‘Golem’ – 1927
Hotly anticipated following the incredible success of ‘The Animals and Children Took to the Streets’, ‘Golem’ is what the geniuses at 1927 did next. Their run at the Young Vic has already been extended due to demand and expectations run sky high. It’s perhaps unfair to compare but we, of course, all do. To be brief about it: it’s the same style but a different story; the first one had the advantage of feeling unique.
The story here centres around a brother and sister – Robert and Annie, abandoned at a young age by their hedonistic parents – and their grandmother. She has brought the children up on a diet of Beethoven and anarchy; television is strictly banned. Now adults, Robert is a nerd and Annie is a punk singer.
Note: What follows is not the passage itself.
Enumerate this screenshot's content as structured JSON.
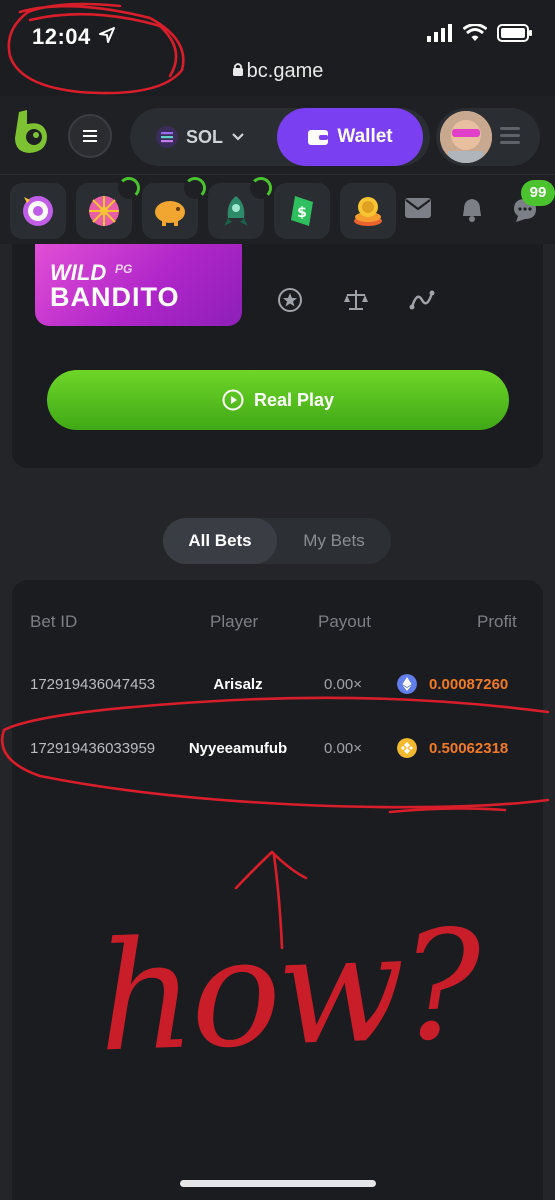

One evening Robert buys a golem from an inventor friend. Projected onto stage, the golem is a large clay man with an amusingly large penis who gradually turns the family’s lives upside down. Their beautiful eccentricities slowly erode away as the golem’s influence grows.
In Jewish folklore a golem is “an animated anthropomorphic being, magically created entirely from inanimate matter” (Wikipedia) – much like a puppet. It obeys your every command, thinks what you think, does what you say. In 1927’s play, Robert’s golem begins benign but upgrades into something much more sinister. Rather than Robert controlling it, it controls Robert, while letting Robert think he is in charge of his life. A golem is basically an iPhone.
Anyone who loved the distinctive filmic style and delivery seen in ‘The Animals and Children…’ will love the look of ‘Golem’. It has an equally magnificent aesthetic along very similar noir lines, the animated set providing a comic strip collage of visual excitement from start to finish. The acting is flawless; the choreography tight; the lighting and animation seamless, exciting and atmospheric. As a piece of visual theatre, it is a pure joy to watch.
The thing is, it’s rather depressing. That’s not a bad thing – surely theatre’s purpose is to make us think not feel good! – but brace yourself to emerge from the theatre feeling rather downbeat. Not because the story isn’t a decent one, or because the script doesn’t sparkle with wit and rhyme (it does and it’s delicious), but because of the damning comment it makes on our lives. ‘Golem’ is a funny but ultimately awful portrait of our willingness to give up liberty in exchange for material comfort, and offers no light at the end of the tunnel.
Rippling through the entire performance is 1927’s horror at the commercialisation of modern life, and the way we have all sold our souls to the smart phone and the tablet. The ghost of Edward Snowden quietly haunts this play, as do the vast corporate vistas of contemporary cities (the Olympic Village in Stratford sits opposite designer Paul Barritt’s studio). It’s a wildly and wonderfully visual play that’s ultimately about being blind. It’s a play about us all.